Jesus Christ restores the dignity of the house of God by two actions. Firstly, he makes a whip and sends out the sellers and what they were selling. Secondly, identifying the destruction of the temple with his suffering, death and resurrection he says, “Destroy this temple and in three days I will raise it up.” But how should we interpret the action of Jesus? Wasn’t there an element of violence? Certainly, it wasn’t a violent action. It didn’t provoke the action of the intervention of the guardians of the public order as would have been the case in our country, Eswatini. In the blink of an eye the Royal Eswatini police or even the Umbutfo Defence force would have been called to bring order for vandalism.
Surprisingly, the Jews who were present only asked him, “What sign have you to show us for this doing. Precisely, what authority do you have to do these things? In fact, the sign that Jesus will give, as proof of His authority, is His Death and Resurrection.

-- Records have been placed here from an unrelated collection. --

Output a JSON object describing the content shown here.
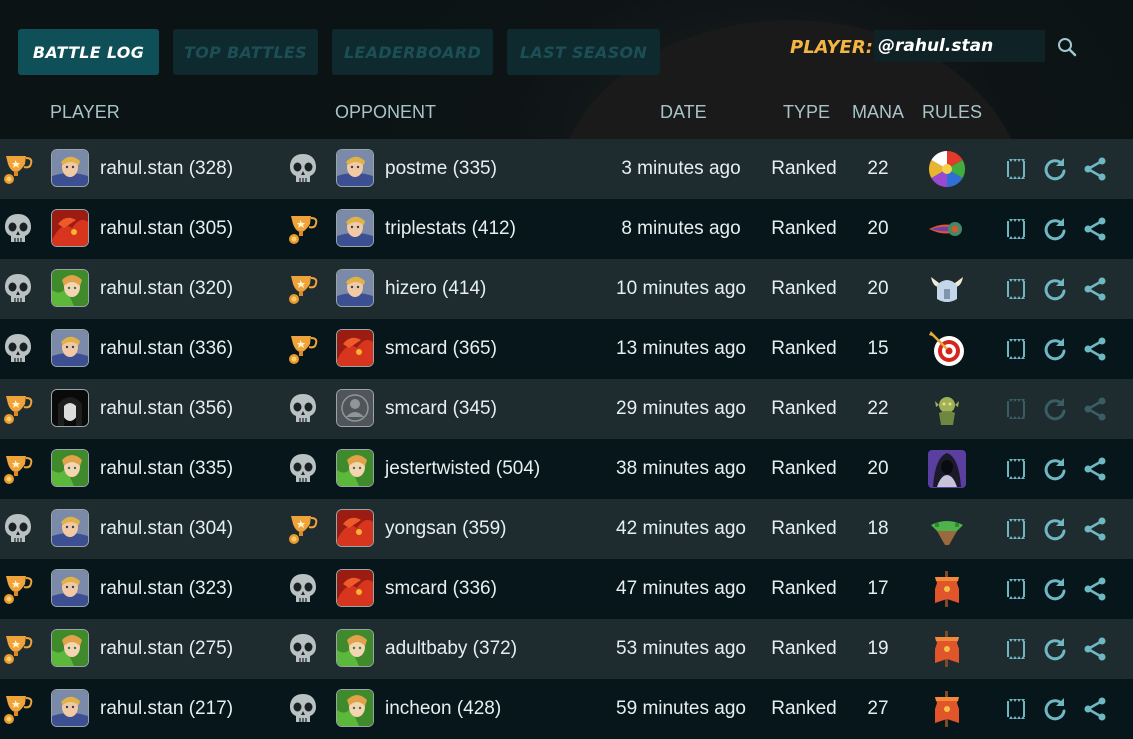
{
  "tabs": [
    {
      "label": "BATTLE LOG",
      "active": true
    },
    {
      "label": "TOP BATTLES",
      "active": false
    },
    {
      "label": "LEADERBOARD",
      "active": false
    },
    {
      "label": "LAST SEASON",
      "active": false
    }
  ],
  "player_search": {
    "label": "PLAYER:",
    "value": "@rahul.stan"
  },
  "columns": {
    "player": "PLAYER",
    "opponent": "OPPONENT",
    "date": "DATE",
    "type": "TYPE",
    "mana": "MANA",
    "rules": "RULES"
  },
  "colors": {
    "accent": "#0f4f58",
    "player_label": "#f3b544",
    "action_icons": "#6fb7c3"
  },
  "battles": [
    {
      "player_result": "win",
      "player": "rahul.stan (328)",
      "player_avatar": "blonde-hero",
      "opp_result": "loss",
      "opponent": "postme (335)",
      "opp_avatar": "blonde-hero",
      "date": "3 minutes ago",
      "type": "Ranked",
      "mana": "22",
      "rule_icon": "rainbow-splinters-icon",
      "actions_enabled": true
    },
    {
      "player_result": "loss",
      "player": "rahul.stan (305)",
      "player_avatar": "red-dragon",
      "opp_result": "win",
      "opponent": "triplestats (412)",
      "opp_avatar": "blonde-hero",
      "date": "8 minutes ago",
      "type": "Ranked",
      "mana": "20",
      "rule_icon": "comet-icon",
      "actions_enabled": true
    },
    {
      "player_result": "loss",
      "player": "rahul.stan (320)",
      "player_avatar": "forest-elf",
      "opp_result": "win",
      "opponent": "hizero (414)",
      "opp_avatar": "blonde-hero",
      "date": "10 minutes ago",
      "type": "Ranked",
      "mana": "20",
      "rule_icon": "horned-helmet-icon",
      "actions_enabled": true
    },
    {
      "player_result": "loss",
      "player": "rahul.stan (336)",
      "player_avatar": "blonde-hero",
      "opp_result": "win",
      "opponent": "smcard (365)",
      "opp_avatar": "red-dragon",
      "date": "13 minutes ago",
      "type": "Ranked",
      "mana": "15",
      "rule_icon": "target-icon",
      "actions_enabled": true
    },
    {
      "player_result": "win",
      "player": "rahul.stan (356)",
      "player_avatar": "dark-portrait",
      "opp_result": "loss",
      "opponent": "smcard (345)",
      "opp_avatar": "default-user",
      "date": "29 minutes ago",
      "type": "Ranked",
      "mana": "22",
      "rule_icon": "goblin-icon",
      "actions_enabled": false
    },
    {
      "player_result": "win",
      "player": "rahul.stan (335)",
      "player_avatar": "forest-elf",
      "opp_result": "loss",
      "opponent": "jestertwisted (504)",
      "opp_avatar": "forest-elf",
      "date": "38 minutes ago",
      "type": "Ranked",
      "mana": "20",
      "rule_icon": "hooded-figure-icon",
      "actions_enabled": true
    },
    {
      "player_result": "loss",
      "player": "rahul.stan (304)",
      "player_avatar": "blonde-hero",
      "opp_result": "win",
      "opponent": "yongsan (359)",
      "opp_avatar": "red-dragon",
      "date": "42 minutes ago",
      "type": "Ranked",
      "mana": "18",
      "rule_icon": "floating-island-icon",
      "actions_enabled": true
    },
    {
      "player_result": "win",
      "player": "rahul.stan (323)",
      "player_avatar": "blonde-hero",
      "opp_result": "loss",
      "opponent": "smcard (336)",
      "opp_avatar": "red-dragon",
      "date": "47 minutes ago",
      "type": "Ranked",
      "mana": "17",
      "rule_icon": "banner-icon",
      "actions_enabled": true
    },
    {
      "player_result": "win",
      "player": "rahul.stan (275)",
      "player_avatar": "forest-elf",
      "opp_result": "loss",
      "opponent": "adultbaby (372)",
      "opp_avatar": "forest-elf",
      "date": "53 minutes ago",
      "type": "Ranked",
      "mana": "19",
      "rule_icon": "banner-icon",
      "actions_enabled": true
    },
    {
      "player_result": "win",
      "player": "rahul.stan (217)",
      "player_avatar": "blonde-hero",
      "opp_result": "loss",
      "opponent": "incheon (428)",
      "opp_avatar": "forest-elf",
      "date": "59 minutes ago",
      "type": "Ranked",
      "mana": "27",
      "rule_icon": "banner-icon",
      "actions_enabled": true
    }
  ]
}
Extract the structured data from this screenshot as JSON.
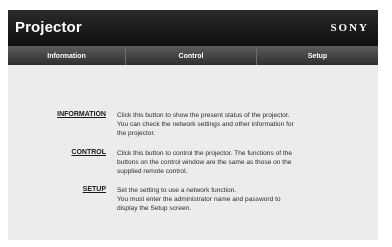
{
  "header": {
    "title": "Projector",
    "brand": "SONY"
  },
  "tabs": [
    {
      "label": "Information"
    },
    {
      "label": "Control"
    },
    {
      "label": "Setup"
    }
  ],
  "sections": [
    {
      "link": "INFORMATION",
      "lines": [
        "Click this button to show the present status of the projector.",
        "You can check the network settings and other information for",
        "the projector."
      ]
    },
    {
      "link": "CONTROL",
      "lines": [
        "Click this button to control the projector. The functions of the",
        "buttons on the control window are the same as those on the",
        "supplied remote control."
      ]
    },
    {
      "link": "SETUP",
      "lines": [
        "Set the setting to use a network function.",
        "You must enter the administrator name and password to",
        "display the Setup screen."
      ]
    }
  ]
}
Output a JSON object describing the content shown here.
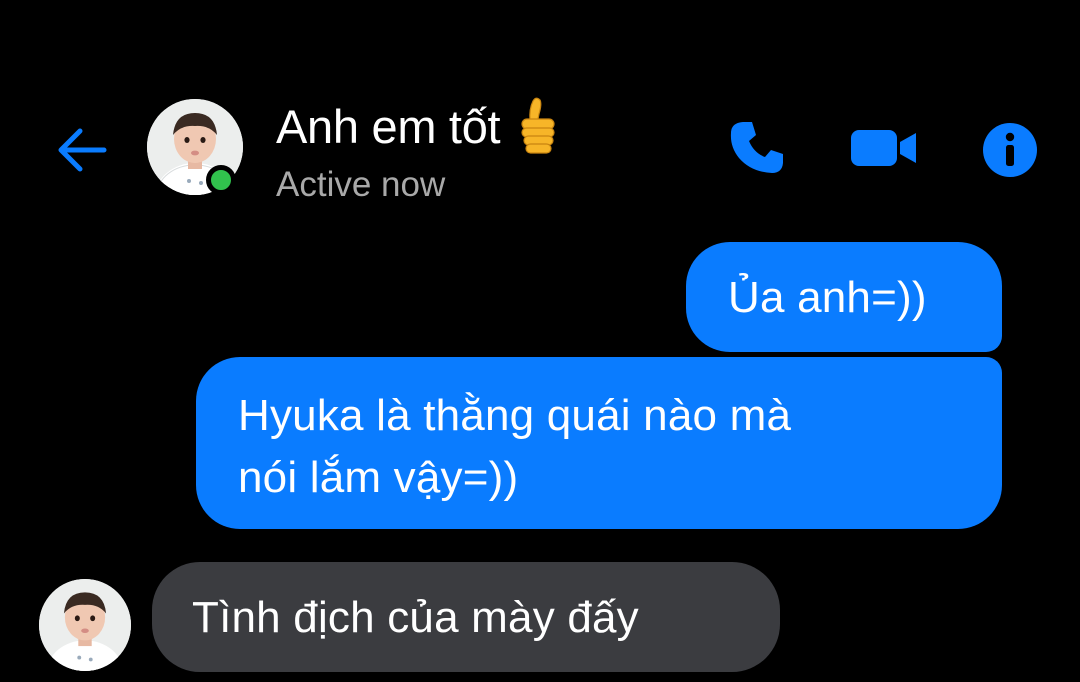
{
  "header": {
    "title": "Anh em tốt",
    "title_emoji": "thumbs-up-emoji",
    "status": "Active now",
    "icons": [
      "back-arrow-icon",
      "phone-icon",
      "video-camera-icon",
      "info-icon"
    ],
    "accent_color": "#0a7cff",
    "online_color": "#31c24d"
  },
  "messages": [
    {
      "direction": "outgoing",
      "text": "Ủa anh=))"
    },
    {
      "direction": "outgoing",
      "lines": [
        "Hyuka là thằng quái nào mà",
        "nói lắm vậy=))"
      ]
    },
    {
      "direction": "incoming",
      "text": "Tình địch của mày đấy"
    }
  ],
  "colors": {
    "background": "#000000",
    "outgoing_bubble": "#0a7cff",
    "incoming_bubble": "#3b3c40",
    "status_text": "#a9a9a9"
  }
}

For finishing his mission, He needed to attack devil’s headquarter. He knew attacking devil’s most important place costs death. And he knew sons of devil (religious leaders) will plan to kill him after that. So that was the important part of the mission of Jesus attacking temple and wait to be crucified. Only devil could crucify Jesus, however He had the power to take His life back after three days. John notes that, He spoke of the temple of his body. With Jesus’ Pasch a new worship begins, in new temple, the worship of love, and the new temple is Himself.
Our lives are the dwelling places of God. St Paul clearly teaches us: “Do you not know that your body is a temple of the Holy Spirit with you, whom you have from God, and that you are not your own.” Being the dwelling places of God, our bodies are places of divine meeting with God. And Jesus exhorts us to live our lives seeking not our own advantage and interests, but for the glory of God who is love. There are so many horrendous things we do to our bodies, perhaps at the end it will be Jesus’ turn to ask us, “by whose authority are you doing this?” So that is why he exploded in indignation that time to shake us from this mortal danger. Moreover, faith is not a matter of convenience. We must be in love with God. We must be passionate about worship and prayer.
Jesus himself shows us how to be passionate. He speaks and acts boldly. The zeal of Jesus leads him to the cross. How much time do we spend in our meetings talking only about money and business? Is our heart like a market place, full of worries and anxieties? Is there any place left for God? May God offer us the grace to daily meet Him with worthy lives lived both physically and spiritually. And may he sustain us in our commitment to make Lent a good occasion to acknowledge God as the only Lord of our life, removing from our hearts and from our works every form of idolatry. And avail ourselves to the daily needs of our brothers and sisters without expecting anything in return or reward.